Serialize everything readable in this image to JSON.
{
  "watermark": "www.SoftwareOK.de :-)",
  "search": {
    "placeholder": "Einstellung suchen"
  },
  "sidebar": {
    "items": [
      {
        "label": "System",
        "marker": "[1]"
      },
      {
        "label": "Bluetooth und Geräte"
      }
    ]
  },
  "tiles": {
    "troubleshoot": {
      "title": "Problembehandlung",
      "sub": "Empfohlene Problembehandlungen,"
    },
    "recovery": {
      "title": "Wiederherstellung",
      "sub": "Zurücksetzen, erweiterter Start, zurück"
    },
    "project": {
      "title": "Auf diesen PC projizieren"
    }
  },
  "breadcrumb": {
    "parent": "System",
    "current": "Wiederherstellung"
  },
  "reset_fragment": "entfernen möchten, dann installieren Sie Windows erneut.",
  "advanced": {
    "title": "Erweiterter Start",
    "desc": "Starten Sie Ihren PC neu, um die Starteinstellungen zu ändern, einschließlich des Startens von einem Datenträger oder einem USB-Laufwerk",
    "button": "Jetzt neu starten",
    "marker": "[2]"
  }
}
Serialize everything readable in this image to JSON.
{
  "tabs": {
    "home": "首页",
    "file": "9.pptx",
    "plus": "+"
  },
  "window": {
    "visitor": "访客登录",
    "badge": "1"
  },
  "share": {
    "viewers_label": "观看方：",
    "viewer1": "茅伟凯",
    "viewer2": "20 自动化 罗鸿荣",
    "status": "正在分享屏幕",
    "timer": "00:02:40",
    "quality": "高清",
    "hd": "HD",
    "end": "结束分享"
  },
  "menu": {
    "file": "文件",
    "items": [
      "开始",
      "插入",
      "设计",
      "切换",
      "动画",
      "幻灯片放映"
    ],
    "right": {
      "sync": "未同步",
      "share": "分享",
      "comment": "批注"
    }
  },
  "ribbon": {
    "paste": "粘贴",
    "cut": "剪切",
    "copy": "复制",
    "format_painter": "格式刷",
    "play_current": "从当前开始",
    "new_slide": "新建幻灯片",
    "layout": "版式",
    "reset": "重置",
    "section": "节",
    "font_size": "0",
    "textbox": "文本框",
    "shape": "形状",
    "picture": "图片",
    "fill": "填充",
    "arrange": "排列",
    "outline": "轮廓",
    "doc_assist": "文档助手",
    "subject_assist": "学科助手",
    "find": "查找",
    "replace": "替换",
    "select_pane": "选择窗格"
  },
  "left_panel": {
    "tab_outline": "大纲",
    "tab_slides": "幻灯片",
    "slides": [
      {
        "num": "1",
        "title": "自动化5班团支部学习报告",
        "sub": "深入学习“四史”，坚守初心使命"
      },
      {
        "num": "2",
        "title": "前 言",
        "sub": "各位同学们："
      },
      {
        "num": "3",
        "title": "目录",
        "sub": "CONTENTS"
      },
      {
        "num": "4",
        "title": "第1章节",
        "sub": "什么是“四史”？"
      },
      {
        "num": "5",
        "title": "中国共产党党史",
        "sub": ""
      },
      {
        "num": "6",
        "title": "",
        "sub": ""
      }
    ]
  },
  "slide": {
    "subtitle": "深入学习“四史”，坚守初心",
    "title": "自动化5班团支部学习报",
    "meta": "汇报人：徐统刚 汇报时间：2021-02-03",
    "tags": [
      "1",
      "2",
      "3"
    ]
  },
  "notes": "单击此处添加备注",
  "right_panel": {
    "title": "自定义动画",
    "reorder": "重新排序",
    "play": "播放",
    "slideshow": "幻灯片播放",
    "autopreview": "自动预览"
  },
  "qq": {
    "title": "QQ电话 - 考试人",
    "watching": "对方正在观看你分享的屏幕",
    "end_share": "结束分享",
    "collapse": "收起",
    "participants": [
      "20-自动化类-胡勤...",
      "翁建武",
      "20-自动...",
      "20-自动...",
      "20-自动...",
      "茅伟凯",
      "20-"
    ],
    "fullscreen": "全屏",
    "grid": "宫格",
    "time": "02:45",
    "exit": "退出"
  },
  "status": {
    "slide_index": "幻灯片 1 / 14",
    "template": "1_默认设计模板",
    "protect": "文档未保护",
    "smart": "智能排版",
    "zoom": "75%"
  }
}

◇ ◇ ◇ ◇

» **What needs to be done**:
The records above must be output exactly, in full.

» **Result for this task**:
Serialize everything readable in this image to JSON.
{
  "watermark": "www.SoftwareOK.de :-)",
  "search": {
    "placeholder": "Einstellung suchen"
  },
  "sidebar": {
    "items": [
      {
        "label": "System",
        "marker": "[1]"
      },
      {
        "label": "Bluetooth und Geräte"
      }
    ]
  },
  "tiles": {
    "troubleshoot": {
      "title": "Problembehandlung",
      "sub": "Empfohlene Problembehandlungen,"
    },
    "recovery": {
      "title": "Wiederherstellung",
      "sub": "Zurücksetzen, erweiterter Start, zurück"
    },
    "project": {
      "title": "Auf diesen PC projizieren"
    }
  },
  "breadcrumb": {
    "parent": "System",
    "current": "Wiederherstellung"
  },
  "reset_fragment": "entfernen möchten, dann installieren Sie Windows erneut.",
  "advanced": {
    "title": "Erweiterter Start",
    "desc": "Starten Sie Ihren PC neu, um die Starteinstellungen zu ändern, einschließlich des Startens von einem Datenträger oder einem USB-Laufwerk",
    "button": "Jetzt neu starten",
    "marker": "[2]"
  }
}
Serialize everything readable in this image to JSON.
{
  "tabs": {
    "home": "首页",
    "file": "9.pptx",
    "plus": "+"
  },
  "window": {
    "visitor": "访客登录",
    "badge": "1"
  },
  "share": {
    "viewers_label": "观看方：",
    "viewer1": "茅伟凯",
    "viewer2": "20 自动化 罗鸿荣",
    "status": "正在分享屏幕",
    "timer": "00:02:40",
    "quality": "高清",
    "hd": "HD",
    "end": "结束分享"
  },
  "menu": {
    "file": "文件",
    "items": [
      "开始",
      "插入",
      "设计",
      "切换",
      "动画",
      "幻灯片放映"
    ],
    "right": {
      "sync": "未同步",
      "share": "分享",
      "comment": "批注"
    }
  },
  "ribbon": {
    "paste": "粘贴",
    "cut": "剪切",
    "copy": "复制",
    "format_painter": "格式刷",
    "play_current": "从当前开始",
    "new_slide": "新建幻灯片",
    "layout": "版式",
    "reset": "重置",
    "section": "节",
    "font_size": "0",
    "textbox": "文本框",
    "shape": "形状",
    "picture": "图片",
    "fill": "填充",
    "arrange": "排列",
    "outline": "轮廓",
    "doc_assist": "文档助手",
    "subject_assist": "学科助手",
    "find": "查找",
    "replace": "替换",
    "select_pane": "选择窗格"
  },
  "left_panel": {
    "tab_outline": "大纲",
    "tab_slides": "幻灯片",
    "slides": [
      {
        "num": "1",
        "title": "自动化5班团支部学习报告",
        "sub": "深入学习“四史”，坚守初心使命"
      },
      {
        "num": "2",
        "title": "前 言",
        "sub": "各位同学们："
      },
      {
        "num": "3",
        "title": "目录",
        "sub": "CONTENTS"
      },
      {
        "num": "4",
        "title": "第1章节",
        "sub": "什么是“四史”？"
      },
      {
        "num": "5",
        "title": "中国共产党党史",
        "sub": ""
      },
      {
        "num": "6",
        "title": "",
        "sub": ""
      }
    ]
  },
  "slide": {
    "subtitle": "深入学习“四史”，坚守初心",
    "title": "自动化5班团支部学习报",
    "meta": "汇报人：徐统刚 汇报时间：2021-02-03",
    "tags": [
      "1",
      "2",
      "3"
    ]
  },
  "notes": "单击此处添加备注",
  "right_panel": {
    "title": "自定义动画",
    "reorder": "重新排序",
    "play": "播放",
    "slideshow": "幻灯片播放",
    "autopreview": "自动预览"
  },
  "qq": {
    "title": "QQ电话 - 考试人",
    "watching": "对方正在观看你分享的屏幕",
    "end_share": "结束分享",
    "collapse": "收起",
    "participants": [
      "20-自动化类-胡勤...",
      "翁建武",
      "20-自动...",
      "20-自动...",
      "20-自动...",
      "茅伟凯",
      "20-"
    ],
    "fullscreen": "全屏",
    "grid": "宫格",
    "time": "02:45",
    "exit": "退出"
  },
  "status": {
    "slide_index": "幻灯片 1 / 14",
    "template": "1_默认设计模板",
    "protect": "文档未保护",
    "smart": "智能排版",
    "zoom": "75%"
  }
}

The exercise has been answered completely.